> **Exercise description**:
Below are the records. List every line holding the word "yyyy".

= = =

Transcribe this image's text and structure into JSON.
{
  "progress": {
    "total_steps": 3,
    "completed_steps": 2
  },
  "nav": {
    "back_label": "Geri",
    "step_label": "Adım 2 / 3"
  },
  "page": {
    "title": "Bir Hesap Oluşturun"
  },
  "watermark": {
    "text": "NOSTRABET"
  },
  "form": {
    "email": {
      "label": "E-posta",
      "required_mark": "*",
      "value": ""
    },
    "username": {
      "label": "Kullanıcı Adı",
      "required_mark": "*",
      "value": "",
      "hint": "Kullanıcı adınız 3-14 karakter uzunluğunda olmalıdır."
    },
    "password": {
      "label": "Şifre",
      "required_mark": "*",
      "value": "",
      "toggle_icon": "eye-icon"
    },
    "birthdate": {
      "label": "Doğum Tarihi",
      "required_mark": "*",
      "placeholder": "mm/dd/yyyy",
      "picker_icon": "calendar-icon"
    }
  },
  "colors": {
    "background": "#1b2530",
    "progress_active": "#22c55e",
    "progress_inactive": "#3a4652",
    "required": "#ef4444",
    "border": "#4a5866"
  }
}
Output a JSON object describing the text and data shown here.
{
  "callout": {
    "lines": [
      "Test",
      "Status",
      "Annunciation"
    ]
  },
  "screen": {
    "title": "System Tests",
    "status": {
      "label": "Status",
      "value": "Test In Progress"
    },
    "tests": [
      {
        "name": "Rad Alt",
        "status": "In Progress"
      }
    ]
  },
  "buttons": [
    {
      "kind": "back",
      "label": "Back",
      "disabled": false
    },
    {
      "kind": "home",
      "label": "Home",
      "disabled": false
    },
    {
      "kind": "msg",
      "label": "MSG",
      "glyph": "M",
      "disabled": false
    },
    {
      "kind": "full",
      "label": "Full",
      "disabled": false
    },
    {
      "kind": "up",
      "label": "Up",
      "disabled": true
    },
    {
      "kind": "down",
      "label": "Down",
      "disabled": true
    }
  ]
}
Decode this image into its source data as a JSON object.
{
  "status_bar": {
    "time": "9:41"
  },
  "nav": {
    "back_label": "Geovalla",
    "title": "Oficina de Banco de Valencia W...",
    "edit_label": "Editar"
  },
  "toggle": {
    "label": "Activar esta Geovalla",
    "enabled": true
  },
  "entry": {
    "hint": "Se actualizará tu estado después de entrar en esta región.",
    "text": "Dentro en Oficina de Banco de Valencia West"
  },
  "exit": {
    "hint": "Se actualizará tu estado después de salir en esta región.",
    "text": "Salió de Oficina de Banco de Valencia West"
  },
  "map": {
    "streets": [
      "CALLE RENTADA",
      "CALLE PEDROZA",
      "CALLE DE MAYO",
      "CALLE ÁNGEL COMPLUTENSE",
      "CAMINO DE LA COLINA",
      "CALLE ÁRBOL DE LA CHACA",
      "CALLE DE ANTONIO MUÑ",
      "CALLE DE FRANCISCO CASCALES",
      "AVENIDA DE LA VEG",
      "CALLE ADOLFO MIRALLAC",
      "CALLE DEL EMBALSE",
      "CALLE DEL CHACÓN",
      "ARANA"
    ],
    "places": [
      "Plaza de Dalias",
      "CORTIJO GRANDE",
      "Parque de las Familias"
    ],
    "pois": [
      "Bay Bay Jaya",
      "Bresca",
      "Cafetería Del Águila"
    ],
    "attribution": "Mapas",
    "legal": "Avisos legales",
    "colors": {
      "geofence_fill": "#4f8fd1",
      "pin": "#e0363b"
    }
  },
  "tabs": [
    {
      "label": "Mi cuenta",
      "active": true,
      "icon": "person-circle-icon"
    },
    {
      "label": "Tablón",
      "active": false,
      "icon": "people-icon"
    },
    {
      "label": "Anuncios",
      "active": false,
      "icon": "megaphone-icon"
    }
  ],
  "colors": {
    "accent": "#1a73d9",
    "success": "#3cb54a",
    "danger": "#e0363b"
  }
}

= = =

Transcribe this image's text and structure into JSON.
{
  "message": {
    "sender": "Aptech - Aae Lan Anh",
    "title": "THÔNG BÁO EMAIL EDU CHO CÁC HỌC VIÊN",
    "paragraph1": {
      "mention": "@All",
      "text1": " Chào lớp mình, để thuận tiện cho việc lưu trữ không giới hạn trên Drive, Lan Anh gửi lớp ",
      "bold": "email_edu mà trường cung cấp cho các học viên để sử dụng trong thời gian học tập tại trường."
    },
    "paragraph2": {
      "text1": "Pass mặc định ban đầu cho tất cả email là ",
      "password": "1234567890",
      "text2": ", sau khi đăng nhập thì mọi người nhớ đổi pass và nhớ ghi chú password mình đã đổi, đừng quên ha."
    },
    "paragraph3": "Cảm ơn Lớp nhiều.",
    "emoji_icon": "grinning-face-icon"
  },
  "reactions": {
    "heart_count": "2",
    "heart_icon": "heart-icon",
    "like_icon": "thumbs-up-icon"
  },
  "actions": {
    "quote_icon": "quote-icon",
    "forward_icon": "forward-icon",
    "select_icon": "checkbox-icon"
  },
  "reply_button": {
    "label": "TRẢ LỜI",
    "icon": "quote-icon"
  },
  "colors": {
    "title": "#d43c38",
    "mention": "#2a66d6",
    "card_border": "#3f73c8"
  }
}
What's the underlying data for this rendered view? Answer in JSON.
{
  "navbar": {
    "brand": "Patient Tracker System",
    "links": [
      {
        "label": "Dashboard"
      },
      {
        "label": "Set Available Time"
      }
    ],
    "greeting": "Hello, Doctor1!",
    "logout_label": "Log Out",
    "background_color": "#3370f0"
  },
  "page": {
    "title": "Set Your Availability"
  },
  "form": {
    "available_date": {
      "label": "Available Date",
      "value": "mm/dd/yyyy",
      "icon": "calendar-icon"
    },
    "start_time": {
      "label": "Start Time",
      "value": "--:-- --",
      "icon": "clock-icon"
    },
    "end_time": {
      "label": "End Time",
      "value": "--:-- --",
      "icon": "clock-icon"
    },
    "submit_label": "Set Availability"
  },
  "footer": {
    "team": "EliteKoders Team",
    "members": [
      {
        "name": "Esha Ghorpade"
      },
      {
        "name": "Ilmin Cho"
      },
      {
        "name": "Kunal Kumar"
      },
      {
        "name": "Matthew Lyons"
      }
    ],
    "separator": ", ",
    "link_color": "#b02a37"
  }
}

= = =

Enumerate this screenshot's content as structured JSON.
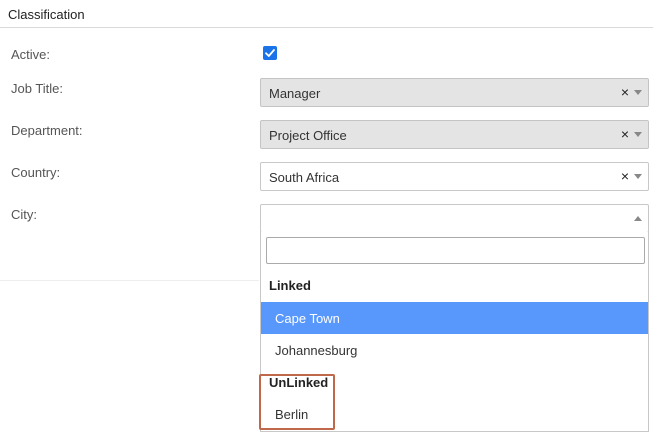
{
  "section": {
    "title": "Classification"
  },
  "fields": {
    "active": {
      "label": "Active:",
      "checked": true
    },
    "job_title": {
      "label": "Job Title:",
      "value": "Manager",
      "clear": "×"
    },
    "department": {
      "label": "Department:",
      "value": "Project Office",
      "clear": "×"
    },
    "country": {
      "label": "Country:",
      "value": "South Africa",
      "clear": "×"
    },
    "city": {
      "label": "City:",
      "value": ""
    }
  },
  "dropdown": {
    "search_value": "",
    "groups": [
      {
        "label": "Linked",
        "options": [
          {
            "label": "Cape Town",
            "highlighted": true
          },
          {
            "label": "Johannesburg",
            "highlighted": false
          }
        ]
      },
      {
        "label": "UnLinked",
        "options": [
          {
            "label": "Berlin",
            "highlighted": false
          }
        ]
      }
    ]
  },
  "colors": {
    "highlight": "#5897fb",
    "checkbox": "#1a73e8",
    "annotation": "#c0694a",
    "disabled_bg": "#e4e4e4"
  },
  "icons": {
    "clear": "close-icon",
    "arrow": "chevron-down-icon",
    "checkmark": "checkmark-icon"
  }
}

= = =

> **Response area**:
      "placeholder": "mm/dd/yyyy",
      "value": "mm/dd/yyyy",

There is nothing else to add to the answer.